• [TASK INSTRUCTIONS]
What is needed here is a verbatim copy of the records that follow.

• [PROVIDED RECORDS]
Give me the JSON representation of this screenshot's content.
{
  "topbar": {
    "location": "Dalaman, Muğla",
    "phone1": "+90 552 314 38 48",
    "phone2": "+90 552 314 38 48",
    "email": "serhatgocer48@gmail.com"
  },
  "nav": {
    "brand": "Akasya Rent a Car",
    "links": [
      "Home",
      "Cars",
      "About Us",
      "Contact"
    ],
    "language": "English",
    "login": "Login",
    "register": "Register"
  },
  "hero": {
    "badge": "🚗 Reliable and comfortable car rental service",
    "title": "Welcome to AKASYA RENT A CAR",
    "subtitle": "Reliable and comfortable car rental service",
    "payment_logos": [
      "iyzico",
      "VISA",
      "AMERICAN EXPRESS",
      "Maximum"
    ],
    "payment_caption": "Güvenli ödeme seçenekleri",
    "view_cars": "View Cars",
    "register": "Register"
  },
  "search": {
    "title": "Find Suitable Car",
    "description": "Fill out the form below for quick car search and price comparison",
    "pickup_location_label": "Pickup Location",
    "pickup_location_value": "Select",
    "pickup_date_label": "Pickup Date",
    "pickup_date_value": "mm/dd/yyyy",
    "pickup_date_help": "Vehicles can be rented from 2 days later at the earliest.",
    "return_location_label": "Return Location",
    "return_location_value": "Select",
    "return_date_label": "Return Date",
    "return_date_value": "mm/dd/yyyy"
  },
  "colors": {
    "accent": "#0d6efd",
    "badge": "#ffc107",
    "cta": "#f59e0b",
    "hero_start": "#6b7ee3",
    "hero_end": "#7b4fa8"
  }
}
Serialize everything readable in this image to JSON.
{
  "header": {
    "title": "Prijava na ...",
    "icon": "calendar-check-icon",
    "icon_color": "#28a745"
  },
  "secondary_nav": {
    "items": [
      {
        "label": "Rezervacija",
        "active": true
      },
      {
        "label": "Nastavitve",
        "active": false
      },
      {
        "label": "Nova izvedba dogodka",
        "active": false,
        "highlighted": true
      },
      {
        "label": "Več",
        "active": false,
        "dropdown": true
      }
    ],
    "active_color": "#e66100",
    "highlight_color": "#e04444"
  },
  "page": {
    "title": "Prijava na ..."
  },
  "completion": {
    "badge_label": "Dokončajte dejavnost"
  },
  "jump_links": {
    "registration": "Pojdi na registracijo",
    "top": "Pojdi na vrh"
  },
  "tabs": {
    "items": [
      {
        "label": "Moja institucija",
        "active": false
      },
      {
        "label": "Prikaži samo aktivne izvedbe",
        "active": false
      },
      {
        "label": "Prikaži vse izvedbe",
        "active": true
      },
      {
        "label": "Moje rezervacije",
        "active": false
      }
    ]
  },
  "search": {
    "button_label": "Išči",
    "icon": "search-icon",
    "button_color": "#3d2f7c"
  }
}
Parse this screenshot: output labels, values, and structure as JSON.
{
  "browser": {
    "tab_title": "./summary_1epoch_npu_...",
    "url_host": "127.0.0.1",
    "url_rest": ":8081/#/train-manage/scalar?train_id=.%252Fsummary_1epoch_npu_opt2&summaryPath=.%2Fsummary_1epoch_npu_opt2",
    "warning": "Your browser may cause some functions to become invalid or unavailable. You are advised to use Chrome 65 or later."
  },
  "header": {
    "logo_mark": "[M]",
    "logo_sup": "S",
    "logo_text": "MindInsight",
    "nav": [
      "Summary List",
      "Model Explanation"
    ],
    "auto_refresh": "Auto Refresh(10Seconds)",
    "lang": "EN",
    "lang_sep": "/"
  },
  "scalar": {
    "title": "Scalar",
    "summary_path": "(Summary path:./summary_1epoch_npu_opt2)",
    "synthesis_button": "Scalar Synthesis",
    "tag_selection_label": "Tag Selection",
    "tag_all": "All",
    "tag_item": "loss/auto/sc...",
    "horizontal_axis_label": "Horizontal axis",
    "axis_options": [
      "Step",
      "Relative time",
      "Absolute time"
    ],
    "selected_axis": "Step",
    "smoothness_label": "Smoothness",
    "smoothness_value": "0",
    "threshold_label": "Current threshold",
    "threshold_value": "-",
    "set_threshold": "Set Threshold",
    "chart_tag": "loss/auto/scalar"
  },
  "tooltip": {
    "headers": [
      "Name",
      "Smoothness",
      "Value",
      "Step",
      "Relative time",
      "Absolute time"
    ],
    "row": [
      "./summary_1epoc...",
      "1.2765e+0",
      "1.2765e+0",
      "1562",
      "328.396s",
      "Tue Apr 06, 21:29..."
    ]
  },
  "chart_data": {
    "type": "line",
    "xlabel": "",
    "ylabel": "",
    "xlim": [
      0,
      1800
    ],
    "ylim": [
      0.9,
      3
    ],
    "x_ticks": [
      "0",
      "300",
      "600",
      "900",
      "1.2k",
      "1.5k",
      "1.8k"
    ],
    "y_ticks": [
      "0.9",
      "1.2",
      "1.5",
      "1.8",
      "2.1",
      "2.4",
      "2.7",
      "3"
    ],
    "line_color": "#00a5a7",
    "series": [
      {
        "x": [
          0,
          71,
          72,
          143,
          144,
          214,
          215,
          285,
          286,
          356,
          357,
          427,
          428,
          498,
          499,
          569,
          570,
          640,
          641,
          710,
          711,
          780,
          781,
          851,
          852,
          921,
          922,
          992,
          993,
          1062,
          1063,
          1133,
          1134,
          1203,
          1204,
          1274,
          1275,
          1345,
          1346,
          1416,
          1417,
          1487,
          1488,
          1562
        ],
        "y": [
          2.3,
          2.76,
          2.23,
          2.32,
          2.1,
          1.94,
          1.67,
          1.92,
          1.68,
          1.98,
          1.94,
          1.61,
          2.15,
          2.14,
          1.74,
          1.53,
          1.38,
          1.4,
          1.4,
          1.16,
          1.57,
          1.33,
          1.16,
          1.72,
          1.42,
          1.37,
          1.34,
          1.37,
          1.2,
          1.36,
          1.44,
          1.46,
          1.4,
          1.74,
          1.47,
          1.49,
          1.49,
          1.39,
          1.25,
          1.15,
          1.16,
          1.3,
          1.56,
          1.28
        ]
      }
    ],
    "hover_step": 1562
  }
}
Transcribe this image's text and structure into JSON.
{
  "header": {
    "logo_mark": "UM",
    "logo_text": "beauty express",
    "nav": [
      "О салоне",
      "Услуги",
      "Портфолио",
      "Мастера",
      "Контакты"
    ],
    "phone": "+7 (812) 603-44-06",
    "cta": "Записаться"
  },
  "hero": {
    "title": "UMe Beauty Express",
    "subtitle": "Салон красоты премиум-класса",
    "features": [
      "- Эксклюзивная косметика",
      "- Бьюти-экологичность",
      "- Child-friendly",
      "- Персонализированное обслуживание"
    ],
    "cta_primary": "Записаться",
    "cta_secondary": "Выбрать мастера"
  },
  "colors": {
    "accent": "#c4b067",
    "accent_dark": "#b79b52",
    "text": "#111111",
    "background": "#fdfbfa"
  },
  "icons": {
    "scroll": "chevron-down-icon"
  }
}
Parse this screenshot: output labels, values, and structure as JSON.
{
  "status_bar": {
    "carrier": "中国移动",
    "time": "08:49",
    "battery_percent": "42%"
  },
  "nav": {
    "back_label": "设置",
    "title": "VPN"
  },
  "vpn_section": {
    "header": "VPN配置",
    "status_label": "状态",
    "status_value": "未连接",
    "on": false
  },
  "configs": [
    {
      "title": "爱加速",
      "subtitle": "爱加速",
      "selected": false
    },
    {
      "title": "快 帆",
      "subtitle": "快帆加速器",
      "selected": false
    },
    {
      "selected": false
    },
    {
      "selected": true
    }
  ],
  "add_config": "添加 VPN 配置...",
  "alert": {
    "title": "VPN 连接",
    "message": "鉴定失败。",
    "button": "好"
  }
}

• [EXPECTED ANSWER]
Give me the JSON representation of this screenshot's content.
{
  "topbar": {
    "location": "Dalaman, Muğla",
    "phone1": "+90 552 314 38 48",
    "phone2": "+90 552 314 38 48",
    "email": "serhatgocer48@gmail.com"
  },
  "nav": {
    "brand": "Akasya Rent a Car",
    "links": [
      "Home",
      "Cars",
      "About Us",
      "Contact"
    ],
    "language": "English",
    "login": "Login",
    "register": "Register"
  },
  "hero": {
    "badge": "🚗 Reliable and comfortable car rental service",
    "title": "Welcome to AKASYA RENT A CAR",
    "subtitle": "Reliable and comfortable car rental service",
    "payment_logos": [
      "iyzico",
      "VISA",
      "AMERICAN EXPRESS",
      "Maximum"
    ],
    "payment_caption": "Güvenli ödeme seçenekleri",
    "view_cars": "View Cars",
    "register": "Register"
  },
  "search": {
    "title": "Find Suitable Car",
    "description": "Fill out the form below for quick car search and price comparison",
    "pickup_location_label": "Pickup Location",
    "pickup_location_value": "Select",
    "pickup_date_label": "Pickup Date",
    "pickup_date_value": "mm/dd/yyyy",
    "pickup_date_help": "Vehicles can be rented from 2 days later at the earliest.",
    "return_location_label": "Return Location",
    "return_location_value": "Select",
    "return_date_label": "Return Date",
    "return_date_value": "mm/dd/yyyy"
  },
  "colors": {
    "accent": "#0d6efd",
    "badge": "#ffc107",
    "cta": "#f59e0b",
    "hero_start": "#6b7ee3",
    "hero_end": "#7b4fa8"
  }
}
Serialize everything readable in this image to JSON.
{
  "header": {
    "title": "Prijava na ...",
    "icon": "calendar-check-icon",
    "icon_color": "#28a745"
  },
  "secondary_nav": {
    "items": [
      {
        "label": "Rezervacija",
        "active": true
      },
      {
        "label": "Nastavitve",
        "active": false
      },
      {
        "label": "Nova izvedba dogodka",
        "active": false,
        "highlighted": true
      },
      {
        "label": "Več",
        "active": false,
        "dropdown": true
      }
    ],
    "active_color": "#e66100",
    "highlight_color": "#e04444"
  },
  "page": {
    "title": "Prijava na ..."
  },
  "completion": {
    "badge_label": "Dokončajte dejavnost"
  },
  "jump_links": {
    "registration": "Pojdi na registracijo",
    "top": "Pojdi na vrh"
  },
  "tabs": {
    "items": [
      {
        "label": "Moja institucija",
        "active": false
      },
      {
        "label": "Prikaži samo aktivne izvedbe",
        "active": false
      },
      {
        "label": "Prikaži vse izvedbe",
        "active": true
      },
      {
        "label": "Moje rezervacije",
        "active": false
      }
    ]
  },
  "search": {
    "button_label": "Išči",
    "icon": "search-icon",
    "button_color": "#3d2f7c"
  }
}
Parse this screenshot: output labels, values, and structure as JSON.
{
  "browser": {
    "tab_title": "./summary_1epoch_npu_...",
    "url_host": "127.0.0.1",
    "url_rest": ":8081/#/train-manage/scalar?train_id=.%252Fsummary_1epoch_npu_opt2&summaryPath=.%2Fsummary_1epoch_npu_opt2",
    "warning": "Your browser may cause some functions to become invalid or unavailable. You are advised to use Chrome 65 or later."
  },
  "header": {
    "logo_mark": "[M]",
    "logo_sup": "S",
    "logo_text": "MindInsight",
    "nav": [
      "Summary List",
      "Model Explanation"
    ],
    "auto_refresh": "Auto Refresh(10Seconds)",
    "lang": "EN",
    "lang_sep": "/"
  },
  "scalar": {
    "title": "Scalar",
    "summary_path": "(Summary path:./summary_1epoch_npu_opt2)",
    "synthesis_button": "Scalar Synthesis",
    "tag_selection_label": "Tag Selection",
    "tag_all": "All",
    "tag_item": "loss/auto/sc...",
    "horizontal_axis_label": "Horizontal axis",
    "axis_options": [
      "Step",
      "Relative time",
      "Absolute time"
    ],
    "selected_axis": "Step",
    "smoothness_label": "Smoothness",
    "smoothness_value": "0",
    "threshold_label": "Current threshold",
    "threshold_value": "-",
    "set_threshold": "Set Threshold",
    "chart_tag": "loss/auto/scalar"
  },
  "tooltip": {
    "headers": [
      "Name",
      "Smoothness",
      "Value",
      "Step",
      "Relative time",
      "Absolute time"
    ],
    "row": [
      "./summary_1epoc...",
      "1.2765e+0",
      "1.2765e+0",
      "1562",
      "328.396s",
      "Tue Apr 06, 21:29..."
    ]
  },
  "chart_data": {
    "type": "line",
    "xlabel": "",
    "ylabel": "",
    "xlim": [
      0,
      1800
    ],
    "ylim": [
      0.9,
      3
    ],
    "x_ticks": [
      "0",
      "300",
      "600",
      "900",
      "1.2k",
      "1.5k",
      "1.8k"
    ],
    "y_ticks": [
      "0.9",
      "1.2",
      "1.5",
      "1.8",
      "2.1",
      "2.4",
      "2.7",
      "3"
    ],
    "line_color": "#00a5a7",
    "series": [
      {
        "x": [
          0,
          71,
          72,
          143,
          144,
          214,
          215,
          285,
          286,
          356,
          357,
          427,
          428,
          498,
          499,
          569,
          570,
          640,
          641,
          710,
          711,
          780,
          781,
          851,
          852,
          921,
          922,
          992,
          993,
          1062,
          1063,
          1133,
          1134,
          1203,
          1204,
          1274,
          1275,
          1345,
          1346,
          1416,
          1417,
          1487,
          1488,
          1562
        ],
        "y": [
          2.3,
          2.76,
          2.23,
          2.32,
          2.1,
          1.94,
          1.67,
          1.92,
          1.68,
          1.98,
          1.94,
          1.61,
          2.15,
          2.14,
          1.74,
          1.53,
          1.38,
          1.4,
          1.4,
          1.16,
          1.57,
          1.33,
          1.16,
          1.72,
          1.42,
          1.37,
          1.34,
          1.37,
          1.2,
          1.36,
          1.44,
          1.46,
          1.4,
          1.74,
          1.47,
          1.49,
          1.49,
          1.39,
          1.25,
          1.15,
          1.16,
          1.3,
          1.56,
          1.28
        ]
      }
    ],
    "hover_step": 1562
  }
}
Transcribe this image's text and structure into JSON.
{
  "header": {
    "logo_mark": "UM",
    "logo_text": "beauty express",
    "nav": [
      "О салоне",
      "Услуги",
      "Портфолио",
      "Мастера",
      "Контакты"
    ],
    "phone": "+7 (812) 603-44-06",
    "cta": "Записаться"
  },
  "hero": {
    "title": "UMe Beauty Express",
    "subtitle": "Салон красоты премиум-класса",
    "features": [
      "- Эксклюзивная косметика",
      "- Бьюти-экологичность",
      "- Child-friendly",
      "- Персонализированное обслуживание"
    ],
    "cta_primary": "Записаться",
    "cta_secondary": "Выбрать мастера"
  },
  "colors": {
    "accent": "#c4b067",
    "accent_dark": "#b79b52",
    "text": "#111111",
    "background": "#fdfbfa"
  },
  "icons": {
    "scroll": "chevron-down-icon"
  }
}
Parse this screenshot: output labels, values, and structure as JSON.
{
  "status_bar": {
    "carrier": "中国移动",
    "time": "08:49",
    "battery_percent": "42%"
  },
  "nav": {
    "back_label": "设置",
    "title": "VPN"
  },
  "vpn_section": {
    "header": "VPN配置",
    "status_label": "状态",
    "status_value": "未连接",
    "on": false
  },
  "configs": [
    {
      "title": "爱加速",
      "subtitle": "爱加速",
      "selected": false
    },
    {
      "title": "快 帆",
      "subtitle": "快帆加速器",
      "selected": false
    },
    {
      "selected": false
    },
    {
      "selected": true
    }
  ],
  "add_config": "添加 VPN 配置...",
  "alert": {
    "title": "VPN 连接",
    "message": "鉴定失败。",
    "button": "好"
  }
}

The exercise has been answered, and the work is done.